Every picture should be left out, but the lines below must be repeated exactly.
── Records for the task ──
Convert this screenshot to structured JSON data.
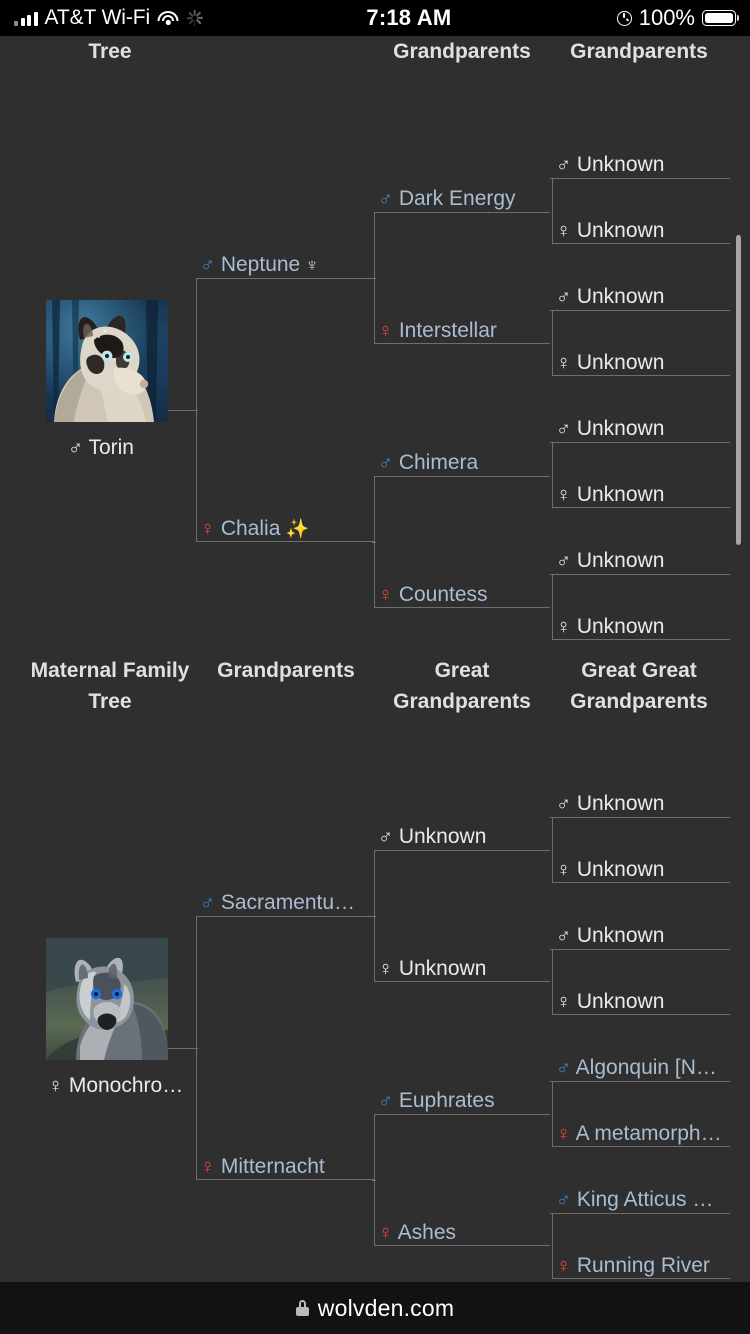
{
  "statusbar": {
    "carrier": "AT&T Wi-Fi",
    "time": "7:18 AM",
    "battery_pct": "100%",
    "signal_icon": "cellular-bars-icon",
    "wifi_icon": "wifi-icon",
    "activity_icon": "activity-spinner-icon",
    "orientation_lock_icon": "orientation-lock-icon",
    "battery_icon": "battery-full-icon"
  },
  "browser": {
    "lock_icon": "lock-icon",
    "url": "wolvden.com"
  },
  "paternal": {
    "headers": [
      {
        "label": "Tree",
        "name": "header-paternal-family-tree"
      },
      {
        "label": "Grandparents",
        "name": "header-great-grandparents"
      },
      {
        "label": "Grandparents",
        "name": "header-great-great-grandparents"
      }
    ],
    "subject": {
      "name": "Torin",
      "sex": "male",
      "symbol": "♂",
      "portrait_alt": "wolf-portrait-torin"
    },
    "parents": [
      {
        "name": "Neptune",
        "sex": "male",
        "symbol": "♂",
        "badge": "♆",
        "badge_name": "neptune-trident-icon",
        "link": true
      },
      {
        "name": "Chalia",
        "sex": "female",
        "symbol": "♀",
        "badge": "✨",
        "badge_name": "sparkles-icon",
        "link": true
      }
    ],
    "grandparents": [
      {
        "name": "Dark Energy",
        "sex": "male",
        "symbol": "♂",
        "link": true
      },
      {
        "name": "Interstellar",
        "sex": "female",
        "symbol": "♀",
        "link": true
      },
      {
        "name": "Chimera",
        "sex": "male",
        "symbol": "♂",
        "link": true
      },
      {
        "name": "Countess",
        "sex": "female",
        "symbol": "♀",
        "link": true
      }
    ],
    "great_grandparents": [
      {
        "name": "Unknown",
        "sex": "male",
        "symbol": "♂",
        "link": false
      },
      {
        "name": "Unknown",
        "sex": "female",
        "symbol": "♀",
        "link": false
      },
      {
        "name": "Unknown",
        "sex": "male",
        "symbol": "♂",
        "link": false
      },
      {
        "name": "Unknown",
        "sex": "female",
        "symbol": "♀",
        "link": false
      },
      {
        "name": "Unknown",
        "sex": "male",
        "symbol": "♂",
        "link": false
      },
      {
        "name": "Unknown",
        "sex": "female",
        "symbol": "♀",
        "link": false
      },
      {
        "name": "Unknown",
        "sex": "male",
        "symbol": "♂",
        "link": false
      },
      {
        "name": "Unknown",
        "sex": "female",
        "symbol": "♀",
        "link": false
      }
    ]
  },
  "maternal": {
    "headers": [
      {
        "label": "Maternal Family Tree",
        "name": "header-maternal-family-tree"
      },
      {
        "label": "Grandparents",
        "name": "header-grandparents"
      },
      {
        "label": "Great Grandparents",
        "name": "header-great-grandparents"
      },
      {
        "label": "Great Great Grandparents",
        "name": "header-great-great-grandparents"
      }
    ],
    "subject": {
      "name": "Monochro…",
      "sex": "female",
      "symbol": "♀",
      "portrait_alt": "wolf-portrait-monochrome"
    },
    "parents": [
      {
        "name": "Sacramentu…",
        "sex": "male",
        "symbol": "♂",
        "link": true
      },
      {
        "name": "Mitternacht",
        "sex": "female",
        "symbol": "♀",
        "link": true
      }
    ],
    "grandparents": [
      {
        "name": "Unknown",
        "sex": "male",
        "symbol": "♂",
        "link": false
      },
      {
        "name": "Unknown",
        "sex": "female",
        "symbol": "♀",
        "link": false
      },
      {
        "name": "Euphrates",
        "sex": "male",
        "symbol": "♂",
        "link": true
      },
      {
        "name": "Ashes",
        "sex": "female",
        "symbol": "♀",
        "link": true
      }
    ],
    "great_grandparents": [
      {
        "name": "Unknown",
        "sex": "male",
        "symbol": "♂",
        "link": false
      },
      {
        "name": "Unknown",
        "sex": "female",
        "symbol": "♀",
        "link": false
      },
      {
        "name": "Unknown",
        "sex": "male",
        "symbol": "♂",
        "link": false
      },
      {
        "name": "Unknown",
        "sex": "female",
        "symbol": "♀",
        "link": false
      },
      {
        "name": "Algonquin [N…",
        "sex": "male",
        "symbol": "♂",
        "link": true
      },
      {
        "name": "A metamorph…",
        "sex": "female",
        "symbol": "♀",
        "link": true
      },
      {
        "name": "King Atticus …",
        "sex": "male",
        "symbol": "♂",
        "link": true
      },
      {
        "name": "Running River",
        "sex": "female",
        "symbol": "♀",
        "link": true
      }
    ]
  },
  "colors": {
    "background": "#2f2f2f",
    "male": "#3d86c6",
    "female": "#e8453c",
    "link_text": "#a9bdd1",
    "unknown_text": "#eaeaea",
    "line": "#6e6e6e",
    "header_text": "#e0e0e0",
    "scrollbar": "#a5a5a5"
  }
}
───
§ Task output
Convert this screenshot to structured JSON data.
{
  "statusbar": {
    "carrier": "AT&T Wi-Fi",
    "time": "7:18 AM",
    "battery_pct": "100%",
    "signal_icon": "cellular-bars-icon",
    "wifi_icon": "wifi-icon",
    "activity_icon": "activity-spinner-icon",
    "orientation_lock_icon": "orientation-lock-icon",
    "battery_icon": "battery-full-icon"
  },
  "browser": {
    "lock_icon": "lock-icon",
    "url": "wolvden.com"
  },
  "paternal": {
    "headers": [
      {
        "label": "Tree",
        "name": "header-paternal-family-tree"
      },
      {
        "label": "Grandparents",
        "name": "header-great-grandparents"
      },
      {
        "label": "Grandparents",
        "name": "header-great-great-grandparents"
      }
    ],
    "subject": {
      "name": "Torin",
      "sex": "male",
      "symbol": "♂",
      "portrait_alt": "wolf-portrait-torin"
    },
    "parents": [
      {
        "name": "Neptune",
        "sex": "male",
        "symbol": "♂",
        "badge": "♆",
        "badge_name": "neptune-trident-icon",
        "link": true
      },
      {
        "name": "Chalia",
        "sex": "female",
        "symbol": "♀",
        "badge": "✨",
        "badge_name": "sparkles-icon",
        "link": true
      }
    ],
    "grandparents": [
      {
        "name": "Dark Energy",
        "sex": "male",
        "symbol": "♂",
        "link": true
      },
      {
        "name": "Interstellar",
        "sex": "female",
        "symbol": "♀",
        "link": true
      },
      {
        "name": "Chimera",
        "sex": "male",
        "symbol": "♂",
        "link": true
      },
      {
        "name": "Countess",
        "sex": "female",
        "symbol": "♀",
        "link": true
      }
    ],
    "great_grandparents": [
      {
        "name": "Unknown",
        "sex": "male",
        "symbol": "♂",
        "link": false
      },
      {
        "name": "Unknown",
        "sex": "female",
        "symbol": "♀",
        "link": false
      },
      {
        "name": "Unknown",
        "sex": "male",
        "symbol": "♂",
        "link": false
      },
      {
        "name": "Unknown",
        "sex": "female",
        "symbol": "♀",
        "link": false
      },
      {
        "name": "Unknown",
        "sex": "male",
        "symbol": "♂",
        "link": false
      },
      {
        "name": "Unknown",
        "sex": "female",
        "symbol": "♀",
        "link": false
      },
      {
        "name": "Unknown",
        "sex": "male",
        "symbol": "♂",
        "link": false
      },
      {
        "name": "Unknown",
        "sex": "female",
        "symbol": "♀",
        "link": false
      }
    ]
  },
  "maternal": {
    "headers": [
      {
        "label": "Maternal Family Tree",
        "name": "header-maternal-family-tree"
      },
      {
        "label": "Grandparents",
        "name": "header-grandparents"
      },
      {
        "label": "Great Grandparents",
        "name": "header-great-grandparents"
      },
      {
        "label": "Great Great Grandparents",
        "name": "header-great-great-grandparents"
      }
    ],
    "subject": {
      "name": "Monochro…",
      "sex": "female",
      "symbol": "♀",
      "portrait_alt": "wolf-portrait-monochrome"
    },
    "parents": [
      {
        "name": "Sacramentu…",
        "sex": "male",
        "symbol": "♂",
        "link": true
      },
      {
        "name": "Mitternacht",
        "sex": "female",
        "symbol": "♀",
        "link": true
      }
    ],
    "grandparents": [
      {
        "name": "Unknown",
        "sex": "male",
        "symbol": "♂",
        "link": false
      },
      {
        "name": "Unknown",
        "sex": "female",
        "symbol": "♀",
        "link": false
      },
      {
        "name": "Euphrates",
        "sex": "male",
        "symbol": "♂",
        "link": true
      },
      {
        "name": "Ashes",
        "sex": "female",
        "symbol": "♀",
        "link": true
      }
    ],
    "great_grandparents": [
      {
        "name": "Unknown",
        "sex": "male",
        "symbol": "♂",
        "link": false
      },
      {
        "name": "Unknown",
        "sex": "female",
        "symbol": "♀",
        "link": false
      },
      {
        "name": "Unknown",
        "sex": "male",
        "symbol": "♂",
        "link": false
      },
      {
        "name": "Unknown",
        "sex": "female",
        "symbol": "♀",
        "link": false
      },
      {
        "name": "Algonquin [N…",
        "sex": "male",
        "symbol": "♂",
        "link": true
      },
      {
        "name": "A metamorph…",
        "sex": "female",
        "symbol": "♀",
        "link": true
      },
      {
        "name": "King Atticus …",
        "sex": "male",
        "symbol": "♂",
        "link": true
      },
      {
        "name": "Running River",
        "sex": "female",
        "symbol": "♀",
        "link": true
      }
    ]
  },
  "colors": {
    "background": "#2f2f2f",
    "male": "#3d86c6",
    "female": "#e8453c",
    "link_text": "#a9bdd1",
    "unknown_text": "#eaeaea",
    "line": "#6e6e6e",
    "header_text": "#e0e0e0",
    "scrollbar": "#a5a5a5"
  }
}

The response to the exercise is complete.